**What is expected:** Write the following entries out again exactly, skipping each image.

:: Data for review

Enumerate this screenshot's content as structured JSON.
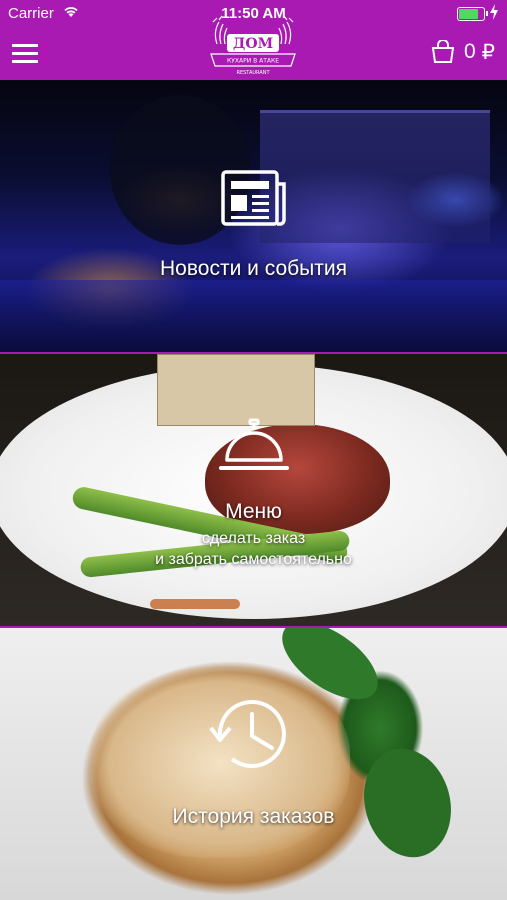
{
  "status_bar": {
    "carrier": "Carrier",
    "time": "11:50 AM",
    "battery_level": 0.85
  },
  "header": {
    "cart_count": "0",
    "cart_currency": "₽"
  },
  "tiles": [
    {
      "title": "Новости и события",
      "icon": "newspaper-icon"
    },
    {
      "title": "Меню",
      "subtitle_1": "сделать заказ",
      "subtitle_2": "и забрать самостоятельно",
      "icon": "service-bell-icon"
    },
    {
      "title": "История заказов",
      "icon": "history-clock-icon"
    }
  ],
  "colors": {
    "brand": "#a91ab2",
    "text": "#ffffff",
    "battery": "#4cd964"
  }
}
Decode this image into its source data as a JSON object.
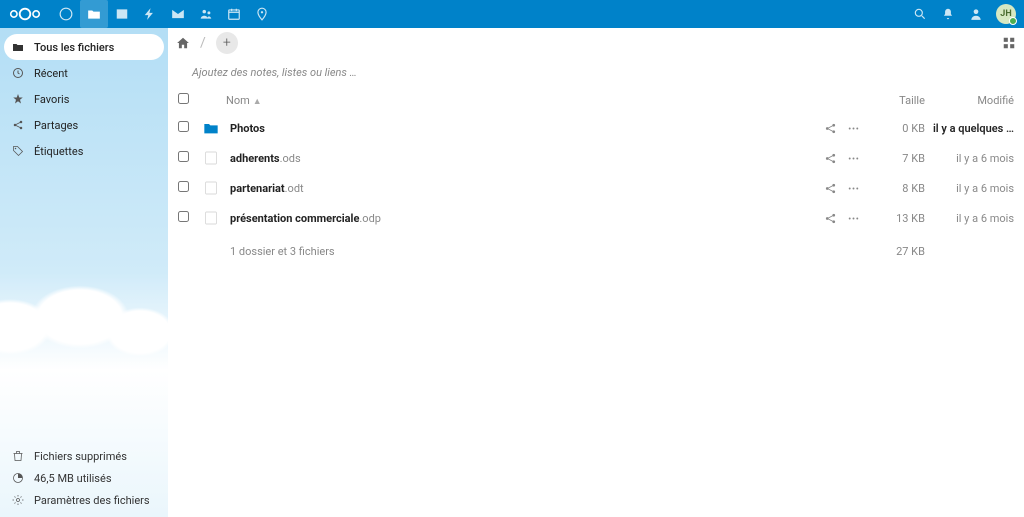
{
  "avatar": "JH",
  "sidebar": {
    "items": [
      {
        "label": "Tous les fichiers"
      },
      {
        "label": "Récent"
      },
      {
        "label": "Favoris"
      },
      {
        "label": "Partages"
      },
      {
        "label": "Étiquettes"
      }
    ],
    "bottom": [
      {
        "label": "Fichiers supprimés"
      },
      {
        "label": "46,5 MB utilisés"
      },
      {
        "label": "Paramètres des fichiers"
      }
    ]
  },
  "notes_placeholder": "Ajoutez des notes, listes ou liens …",
  "columns": {
    "name": "Nom",
    "size": "Taille",
    "modified": "Modifié"
  },
  "files": [
    {
      "name": "Photos",
      "ext": "",
      "size": "0 KB",
      "modified": "il y a quelques …",
      "type": "folder"
    },
    {
      "name": "adherents",
      "ext": ".ods",
      "size": "7 KB",
      "modified": "il y a 6 mois",
      "type": "sheet"
    },
    {
      "name": "partenariat",
      "ext": ".odt",
      "size": "8 KB",
      "modified": "il y a 6 mois",
      "type": "doc"
    },
    {
      "name": "présentation commerciale",
      "ext": ".odp",
      "size": "13 KB",
      "modified": "il y a 6 mois",
      "type": "pres"
    }
  ],
  "summary": {
    "text": "1 dossier et 3 fichiers",
    "size": "27 KB"
  }
}
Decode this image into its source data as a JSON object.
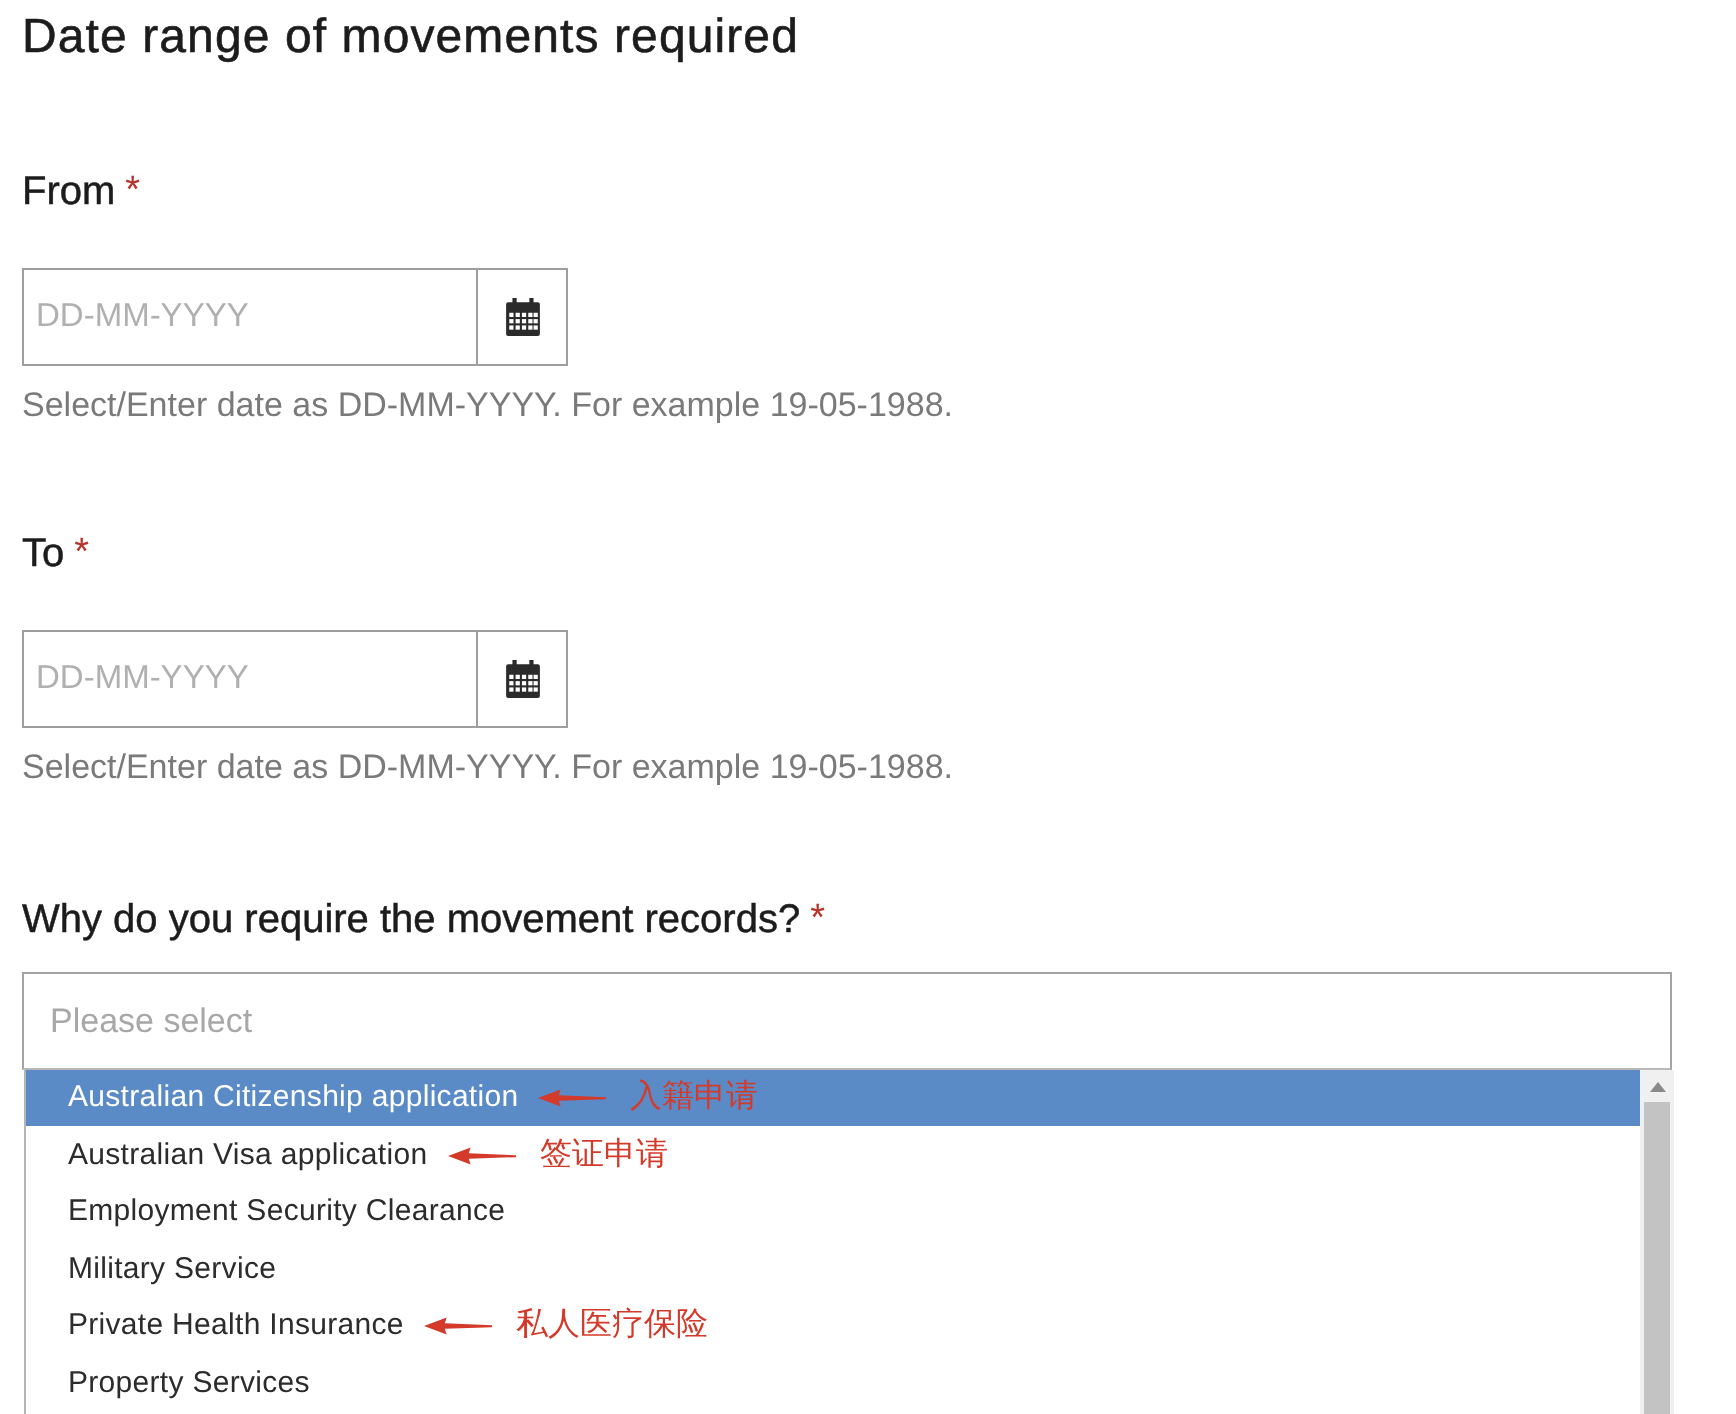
{
  "heading": "Date range of movements required",
  "date_fields": [
    {
      "label": "From",
      "required_mark": "*",
      "placeholder": "DD-MM-YYYY",
      "help": "Select/Enter date as DD-MM-YYYY. For example 19-05-1988."
    },
    {
      "label": "To",
      "required_mark": "*",
      "placeholder": "DD-MM-YYYY",
      "help": "Select/Enter date as DD-MM-YYYY. For example 19-05-1988."
    }
  ],
  "reason_select": {
    "label": "Why do you require the movement records?",
    "required_mark": "*",
    "placeholder": "Please select",
    "expanded": true,
    "options": [
      {
        "label": "Australian Citizenship application",
        "selected": true,
        "annotation": "入籍申请"
      },
      {
        "label": "Australian Visa application",
        "selected": false,
        "annotation": "签证申请"
      },
      {
        "label": "Employment Security Clearance",
        "selected": false
      },
      {
        "label": "Military Service",
        "selected": false
      },
      {
        "label": "Private Health Insurance",
        "selected": false,
        "annotation": "私人医疗保险"
      },
      {
        "label": "Property Services",
        "selected": false
      }
    ]
  }
}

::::

**Exercise output:**
Enumerate this screenshot's content as structured JSON.
{
  "status_bar": {
    "carrier": "Carrier",
    "time": "11:50 AM",
    "battery_level": 0.85
  },
  "header": {
    "cart_count": "0",
    "cart_currency": "₽"
  },
  "tiles": [
    {
      "title": "Новости и события",
      "icon": "newspaper-icon"
    },
    {
      "title": "Меню",
      "subtitle_1": "сделать заказ",
      "subtitle_2": "и забрать самостоятельно",
      "icon": "service-bell-icon"
    },
    {
      "title": "История заказов",
      "icon": "history-clock-icon"
    }
  ],
  "colors": {
    "brand": "#a91ab2",
    "text": "#ffffff",
    "battery": "#4cd964"
  }
}
Decode this image into its source data as a JSON object.
{
  "avatar": "JH",
  "sidebar": {
    "items": [
      {
        "label": "Tous les fichiers"
      },
      {
        "label": "Récent"
      },
      {
        "label": "Favoris"
      },
      {
        "label": "Partages"
      },
      {
        "label": "Étiquettes"
      }
    ],
    "bottom": [
      {
        "label": "Fichiers supprimés"
      },
      {
        "label": "46,5 MB utilisés"
      },
      {
        "label": "Paramètres des fichiers"
      }
    ]
  },
  "notes_placeholder": "Ajoutez des notes, listes ou liens …",
  "columns": {
    "name": "Nom",
    "size": "Taille",
    "modified": "Modifié"
  },
  "files": [
    {
      "name": "Photos",
      "ext": "",
      "size": "0 KB",
      "modified": "il y a quelques …",
      "type": "folder"
    },
    {
      "name": "adherents",
      "ext": ".ods",
      "size": "7 KB",
      "modified": "il y a 6 mois",
      "type": "sheet"
    },
    {
      "name": "partenariat",
      "ext": ".odt",
      "size": "8 KB",
      "modified": "il y a 6 mois",
      "type": "doc"
    },
    {
      "name": "présentation commerciale",
      "ext": ".odp",
      "size": "13 KB",
      "modified": "il y a 6 mois",
      "type": "pres"
    }
  ],
  "summary": {
    "text": "1 dossier et 3 fichiers",
    "size": "27 KB"
  }
}
Decode this image into its source data as a JSON object.
{
  "heading": "Date range of movements required",
  "date_fields": [
    {
      "label": "From",
      "required_mark": "*",
      "placeholder": "DD-MM-YYYY",
      "help": "Select/Enter date as DD-MM-YYYY. For example 19-05-1988."
    },
    {
      "label": "To",
      "required_mark": "*",
      "placeholder": "DD-MM-YYYY",
      "help": "Select/Enter date as DD-MM-YYYY. For example 19-05-1988."
    }
  ],
  "reason_select": {
    "label": "Why do you require the movement records?",
    "required_mark": "*",
    "placeholder": "Please select",
    "expanded": true,
    "options": [
      {
        "label": "Australian Citizenship application",
        "selected": true,
        "annotation": "入籍申请"
      },
      {
        "label": "Australian Visa application",
        "selected": false,
        "annotation": "签证申请"
      },
      {
        "label": "Employment Security Clearance",
        "selected": false
      },
      {
        "label": "Military Service",
        "selected": false
      },
      {
        "label": "Private Health Insurance",
        "selected": false,
        "annotation": "私人医疗保险"
      },
      {
        "label": "Property Services",
        "selected": false
      }
    ]
  }
}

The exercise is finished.